GIS and Transport Modeling—Strengthening the Spatial Perspective

Martin Loidl, Gudrun Wallentin, Rita Cyganski, Anita Graser, Johannes Scholz, Eva Haslauer
2016 ISPRS International Journal of Geo-Information  
The movement and transport of people and goods is spatial by its very nature. Thus, geospatial fundamentals of transport systems need to be adequately considered in transport models. Until recently, this was not always the case. Instead, transport research and geography evolved widely independently in domain silos. However, driven by recent conceptual, methodological and technical developments, the need for an integrated approach is obvious. This paper attempts to outline the potential of
more » ... potential of Geographical Information Systems (GIS) for transport modeling. We identify three fields of transport modeling where the spatial perspective can significantly contribute to a more efficient modeling process and more reliable model results, namely, geospatial data, disaggregated transport models and the role of geo-visualization. For these three fields, available findings from various domains are compiled, before open aspects are formulated as research directions, with exemplary research questions. The overall aim of this paper is to strengthen the spatial perspective in transport modeling and to call for a further integration of GIS in the domain of transport modeling. Since the beginning of the 21st century, things have changed fundamentally. At least three major innovation paths can be identified. First, ICT (Information and Communication Technologies) has not only changed the way people and goods are moved, but also what we know about this mobility. Within a couple of years the situation has flipped from data scarcity to a deluge of sensors and data streams [10] ; second, policy is forced to move from the paradigm of an expanding infrastructure to smarter traffic management. Thus, it is necessary to actively manage traffic demand and supply and to activate unused potentials, such as public transit, active mobility, sharing schemes or smart logistics. The required Intelligent Transportation Systems (ITS) rely on accurate data and well-performing communication, management and analysis components, each with a distinct spatial notion [11, 12] ; third, within the transport modeling community, a paradigmatic shift from aggregated models, with the Four-Step Model (FSM) as the most prominent example (see McNally [13] for an overview), to activity-based and micro-scale models, can be observed.
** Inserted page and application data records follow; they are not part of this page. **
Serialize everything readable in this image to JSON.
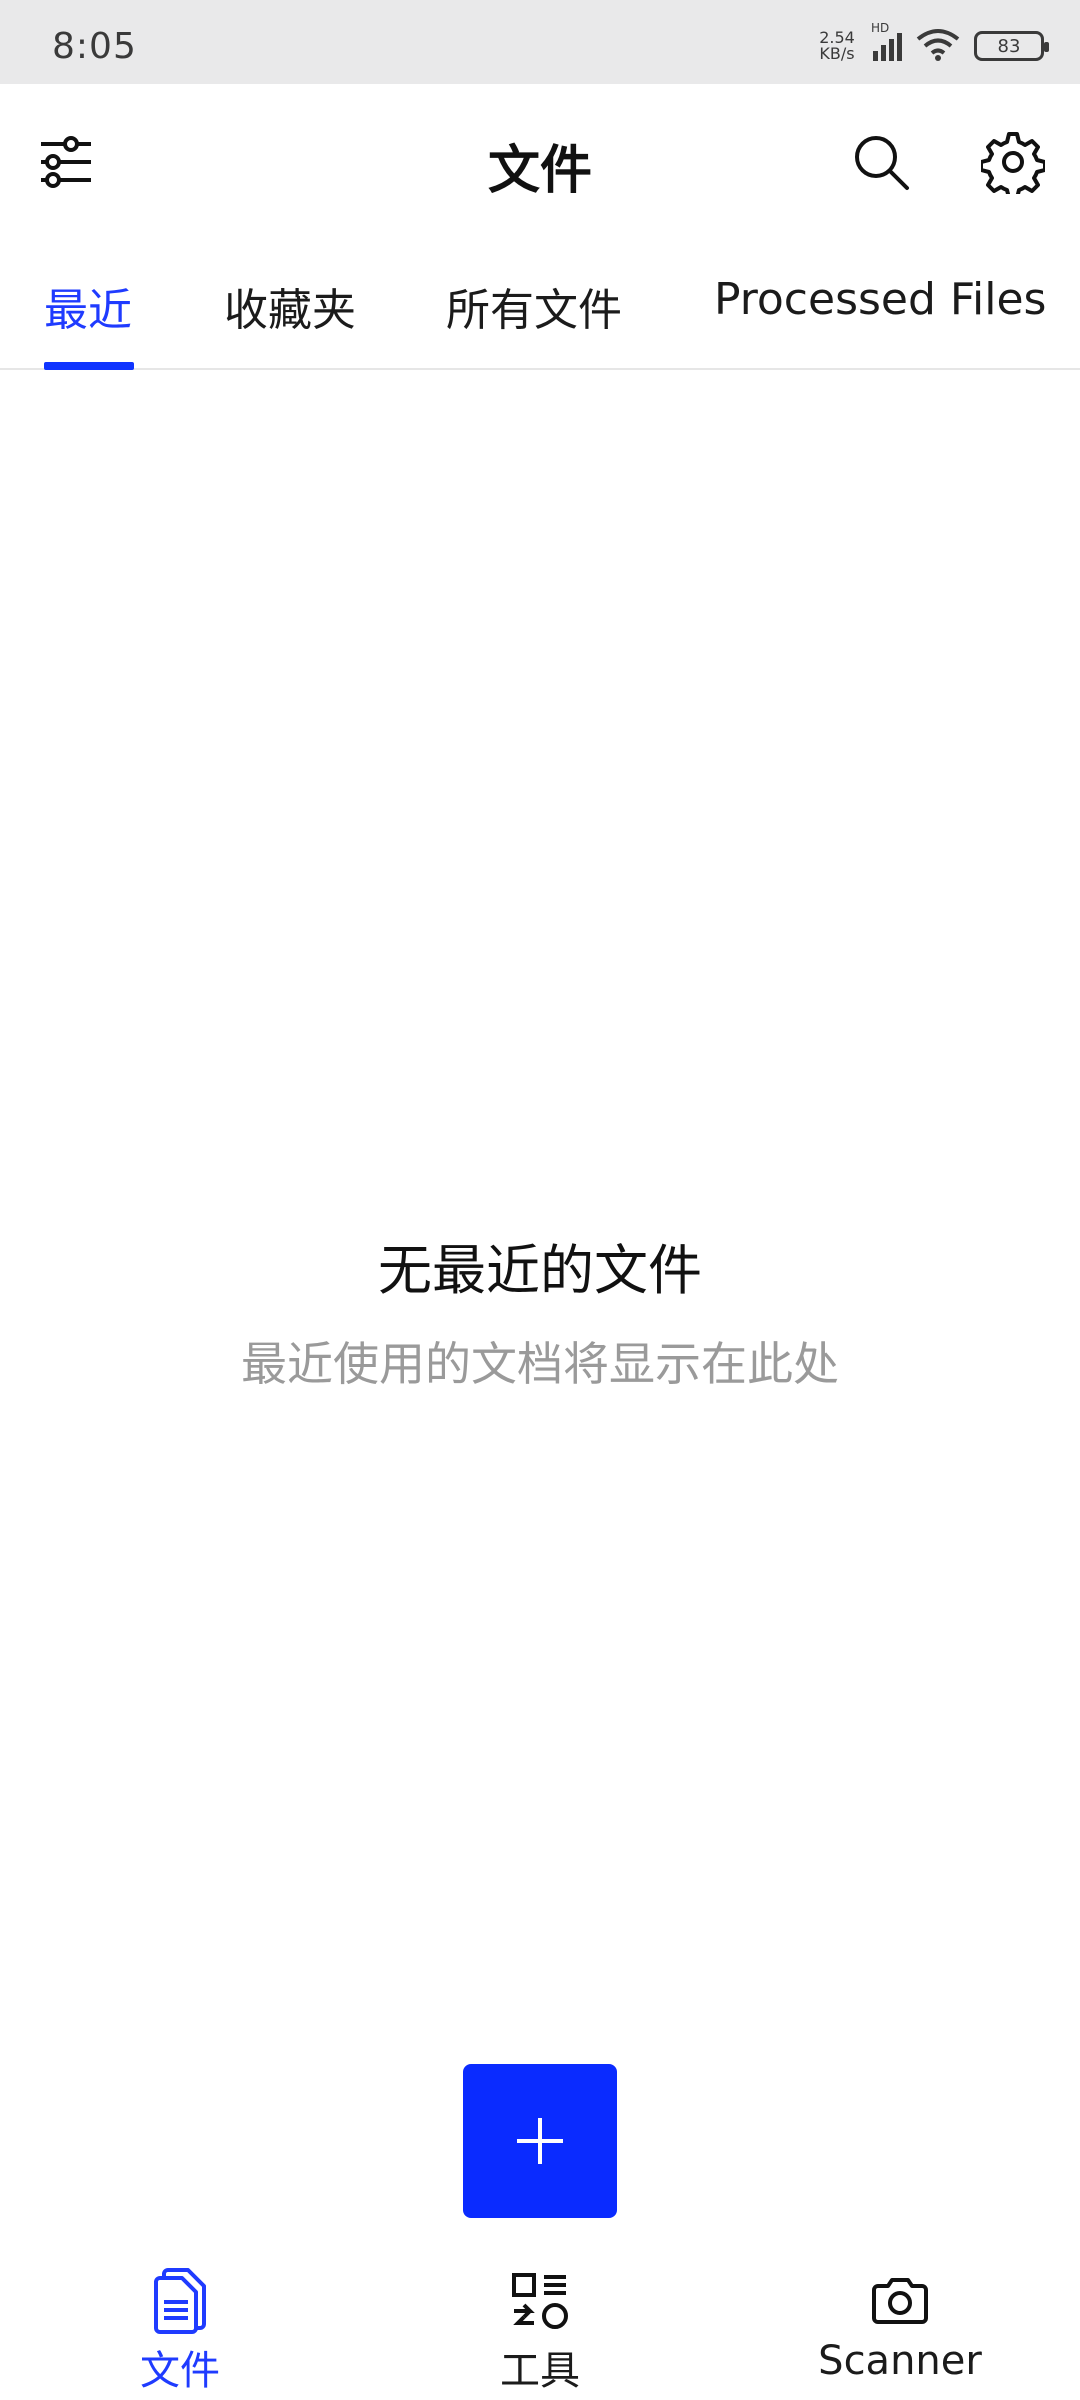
{
  "status_bar": {
    "time": "8:05",
    "net_speed_value": "2.54",
    "net_speed_unit": "KB/s",
    "network_badge": "HD",
    "battery": "83"
  },
  "app_bar": {
    "title": "文件",
    "icons": [
      "filter-icon",
      "search-icon",
      "gear-icon"
    ]
  },
  "tabs": [
    {
      "label": "最近",
      "active": true
    },
    {
      "label": "收藏夹",
      "active": false
    },
    {
      "label": "所有文件",
      "active": false
    },
    {
      "label": "Processed Files",
      "active": false
    }
  ],
  "empty_state": {
    "title": "无最近的文件",
    "subtitle": "最近使用的文档将显示在此处"
  },
  "fab": {
    "icon": "plus-icon"
  },
  "bottom_nav": [
    {
      "label": "文件",
      "icon": "document-icon",
      "active": true
    },
    {
      "label": "工具",
      "icon": "tools-icon",
      "active": false
    },
    {
      "label": "Scanner",
      "icon": "camera-icon",
      "active": false
    }
  ],
  "colors": {
    "accent": "#0a2bff",
    "text_primary": "#111111",
    "text_secondary": "#9a9a9a",
    "status_bar_bg": "#e9e9ea"
  }
}
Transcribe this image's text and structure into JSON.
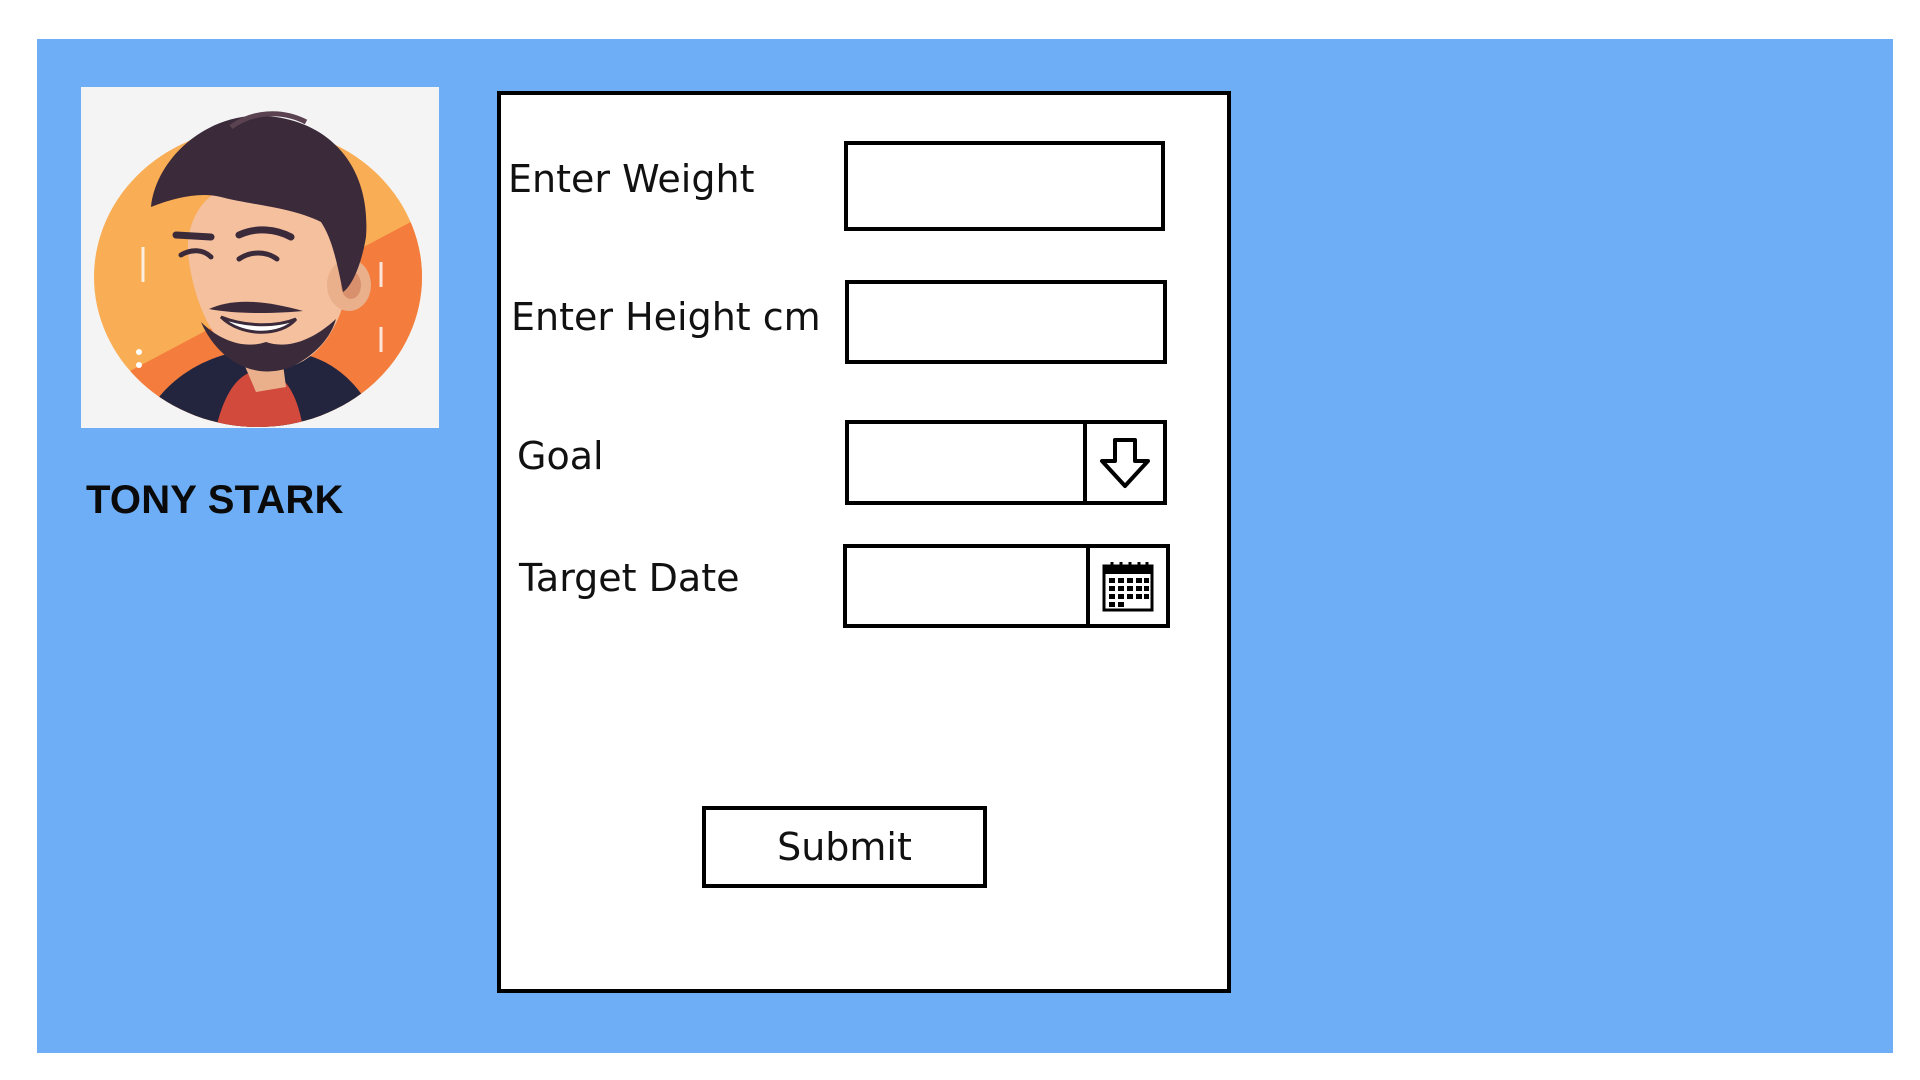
{
  "profile": {
    "name": "TONY STARK",
    "avatar_icon": "avatar-illustration"
  },
  "form": {
    "weight": {
      "label": "Enter Weight",
      "value": ""
    },
    "height": {
      "label": "Enter Height cm",
      "value": ""
    },
    "goal": {
      "label": "Goal",
      "value": "",
      "toggle_icon": "arrow-down-icon"
    },
    "target_date": {
      "label": "Target Date",
      "value": "",
      "picker_icon": "calendar-icon"
    },
    "submit_label": "Submit"
  },
  "colors": {
    "background": "#6eaef6",
    "card": "#ffffff",
    "border": "#000000"
  }
}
Associated with this shift, the relevance of the geographical space has become widely acknowledged [2, 14] . With regard to the growing integration of geospatial functionalities and transport modeling, this paper focuses on three key aspects which the authors regard as relevant to both: the GIS and transport research community, namely, data for transport models, disaggregated models, and the role of (geo-) visualization. Each of these topics is dealt with from an explicit spatial perspective. The paper is structured as follows: after a brief, general overview of the current contribution of GIS to transport modeling, the three aspects mentioned above are treated in detail. For each topic, the status-quo is described from a spatial perspective. Subsequently, issues as yet unresolved are raised and compiled into key research directions. A concluding section wraps up the major findings. GIS and Transport Modeling: A Brief Overview GIS and transport research have always been interrelated. Thus, it is hard to ultimately decide whether transport modeling is an application domain of GIS or spatial capabilities are incorporated in transport models. Examples exist in both domains and current transport modeling software products increasingly provide integrated GIS capabilities. GIS are capable environments for the capturing, management, analysis and visualization of spatial data. They allow for an integration of various data sources into a scalable, dynamic and adaptable geospatial framework (see Figure 1 ). Through models, simulations and analyses, each with an explicit consideration of the spatial nature of transport, new information can be generated. Besides, GIS also facilitates information visualization which serves as a communication platform with feedback loops to the data integration and the settings of models, simulations and analyses.
doi:10.3390/ijgi5060084 fatcat:pbyyvbghmfdifkd37nc7puawti